Before Vincent van Gogh took to his signature sunflowers, he too painted an eclectic collection of objects, and is perhaps the first major artist to have featured well-worn boots.
This image of his Pair of Shoes from early 1887 has been digitally reconstructed to reproduce its original colours better. Van Gogh apparently bought boots from flea-markets, selecting them for signs of wear. This pair shows the many hobnails in their sole, and has marked wear at both toe and heel.
Van Gogh also seems to have used still life paintings to indicate his favourite choice of book.
In December of the same year, he painted this Still Life with Plaster Statuette, a Rose and Two Novels, which anticipates Cézanne’s use of a plaster cherub in his still lifes around 1895. The two books are interesting choices: Guy de Maupassant’s Bel-Ami (‘Dear Friend’), his second novel published in 1885, and Edmond and Jules de Goncourt’s Germinie Lacerteux, published in 1865, which is about a peasant girl who succumbs to nymphomania. Racy reading indeed.
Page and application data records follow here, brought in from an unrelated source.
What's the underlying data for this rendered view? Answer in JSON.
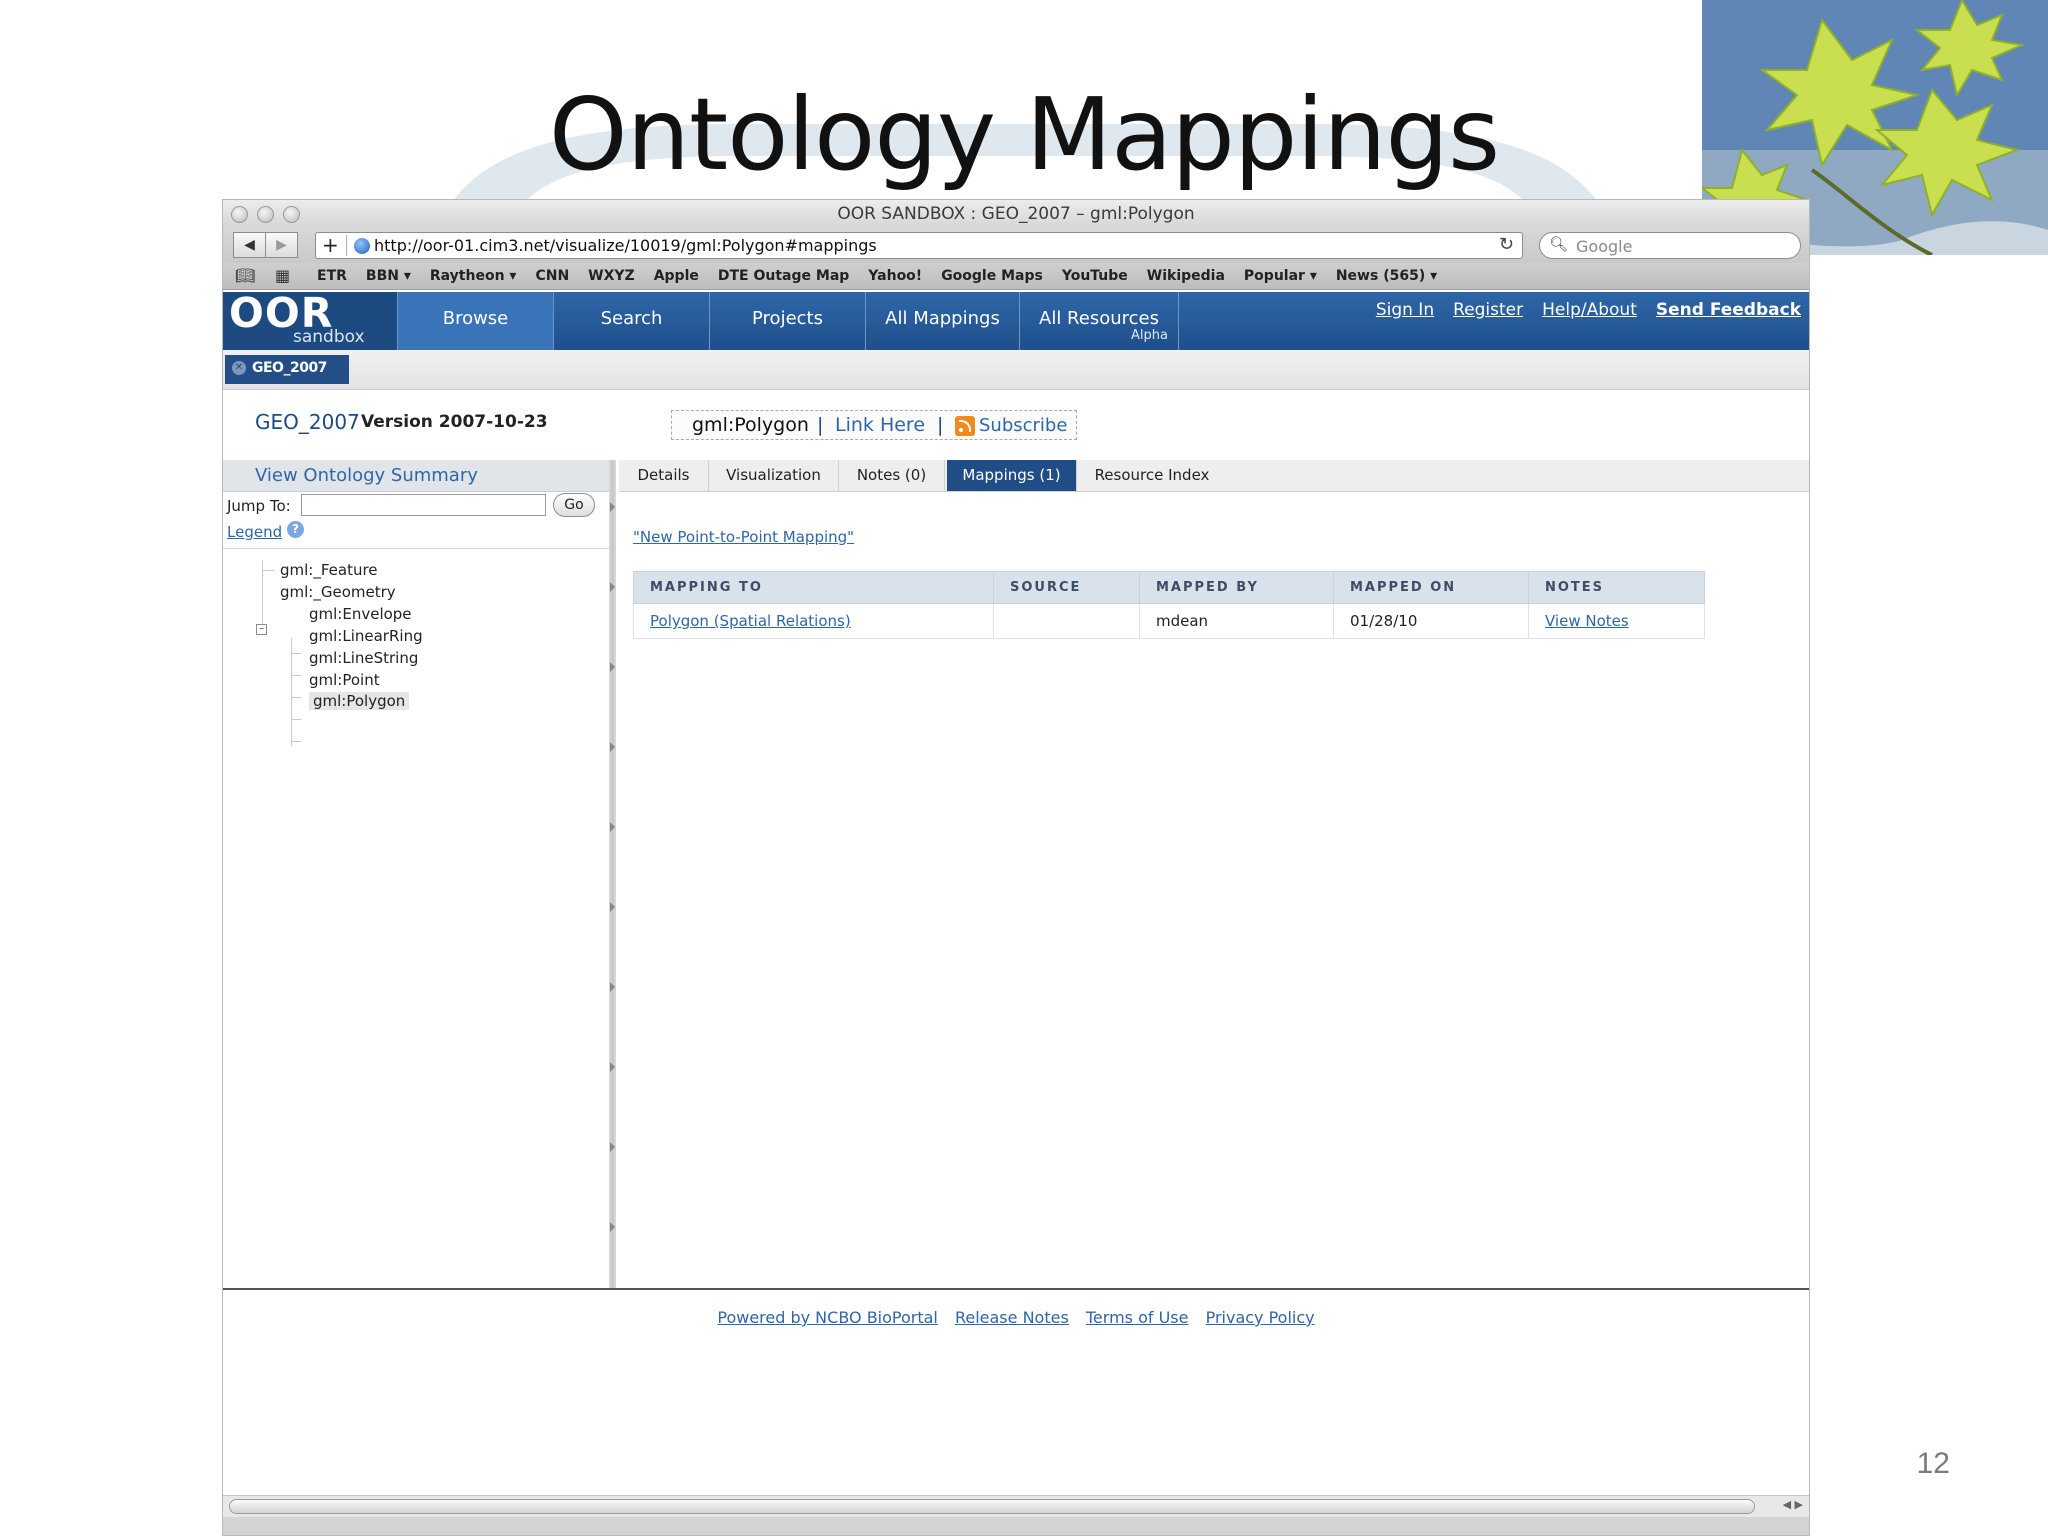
{
  "slide": {
    "title": "Ontology Mappings",
    "page_number": "12"
  },
  "browser": {
    "window_title": "OOR SANDBOX : GEO_2007 – gml:Polygon",
    "url": "http://oor-01.cim3.net/visualize/10019/gml:Polygon#mappings",
    "search_placeholder": "Google",
    "bookmarks": [
      "ETR",
      "BBN ▾",
      "Raytheon ▾",
      "CNN",
      "WXYZ",
      "Apple",
      "DTE Outage Map",
      "Yahoo!",
      "Google Maps",
      "YouTube",
      "Wikipedia",
      "Popular ▾",
      "News (565) ▾"
    ]
  },
  "site": {
    "logo": "OOR",
    "logo_sub": "sandbox",
    "nav": [
      "Browse",
      "Search",
      "Projects",
      "All Mappings",
      "All Resources"
    ],
    "nav_badge": "Alpha",
    "top_links": [
      "Sign In",
      "Register",
      "Help/About",
      "Send Feedback"
    ],
    "crumb": "GEO_2007"
  },
  "ontology": {
    "name": "GEO_2007",
    "version": "Version 2007-10-23",
    "term": "gml:Polygon",
    "sep": "|",
    "link_here": "Link Here",
    "subscribe": "Subscribe"
  },
  "tree_panel": {
    "summary": "View Ontology Summary",
    "jump_label": "Jump To:",
    "go": "Go",
    "legend": "Legend",
    "legend_icon": "?",
    "nodes": {
      "feature": "gml:_Feature",
      "geometry": "gml:_Geometry",
      "envelope": "gml:Envelope",
      "linearring": "gml:LinearRing",
      "linestring": "gml:LineString",
      "point": "gml:Point",
      "polygon": "gml:Polygon"
    }
  },
  "tabs": [
    "Details",
    "Visualization",
    "Notes (0)",
    "Mappings (1)",
    "Resource Index"
  ],
  "mappings": {
    "new_link": "\"New Point-to-Point Mapping\"",
    "headers": [
      "MAPPING TO",
      "SOURCE",
      "MAPPED BY",
      "MAPPED ON",
      "NOTES"
    ],
    "rows": [
      {
        "mapping_to": "Polygon (Spatial Relations)",
        "source": "",
        "mapped_by": "mdean",
        "mapped_on": "01/28/10",
        "notes": "View Notes"
      }
    ]
  },
  "footer": [
    "Powered by NCBO BioPortal",
    "Release Notes",
    "Terms of Use",
    "Privacy Policy"
  ],
  "colors": {
    "nav_blue": "#2f66a8",
    "active_tab": "#214d87",
    "link": "#2f66a8"
  }
}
Most recently, the Golden Age vanitas painting has been effectively revived in Jeylina Ever’s topical Vanitas Symbolizing Childhood Disease, Culture, Time Passing and Death from 2009, more than a decade before the present pandemic, and more topical than ever. But I somehow doubt that pioneers of still life painting like Clara Peeters ever envisaged this particular collection of objects.